  11. ^ a b Wroe, David; Reeve, George (2008). An Illustrated History of the North Cornwall Railway (2nd (Reprinted, updated and considerably expanded) ed.). Clophill, Bedfordshire: Irwell Press. pp. 139–140. ISBN 978-1-903266-89-2.
  12. ^ Wroe, David; Reeve, George (2008). An Illustrated History of the North Cornwall Railway (2nd (Reprinted, updated and considerably expanded) ed.). Clophill, Bedfordshire: Irwell Press. p. 37. ISBN 978-1-903266-89-2.
  13. ^ "96 Wadebridge - Port Isaac - Camelford - Tintagel - Bude" (PDF). FirstGroup. Retrieved 26 September 2020.
  14. ^ Haroon Siddique (25 May 2016). "Port Isaac Shuttle Service: an acronym too far for Cornwall council". The Guardian. Guardian News & Media Limited. Retrieved 25 September 2020.
  15. ^ "Walk - Port Isaac & Porteath". The South West Coast Path 2020. Retrieved 25 September 2020.
  16. ^ "Port Isaac to Tintagel". explorethesouthwestcoastpath.co.uk. Retrieved 25 September 2020.
  17. ^ All About Cornwall Website – Port Isaac entry
  18. ^ "Port Isaac article in Genuki". Genuki. Retrieved 7 May 2010.
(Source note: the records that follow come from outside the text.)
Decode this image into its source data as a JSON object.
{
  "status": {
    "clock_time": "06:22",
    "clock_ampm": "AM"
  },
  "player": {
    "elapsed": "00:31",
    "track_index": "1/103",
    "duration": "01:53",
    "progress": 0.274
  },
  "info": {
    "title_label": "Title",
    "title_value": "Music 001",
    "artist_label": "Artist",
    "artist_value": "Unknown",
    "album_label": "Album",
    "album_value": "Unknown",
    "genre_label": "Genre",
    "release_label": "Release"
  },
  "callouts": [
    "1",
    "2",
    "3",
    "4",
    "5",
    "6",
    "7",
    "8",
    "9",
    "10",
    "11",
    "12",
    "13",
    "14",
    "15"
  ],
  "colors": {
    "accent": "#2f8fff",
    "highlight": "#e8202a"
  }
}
  19. ^ Cornish Guardian, 10 August 1923.
  20. ^ Western Morning News, 14 August 1906.

External links[edit]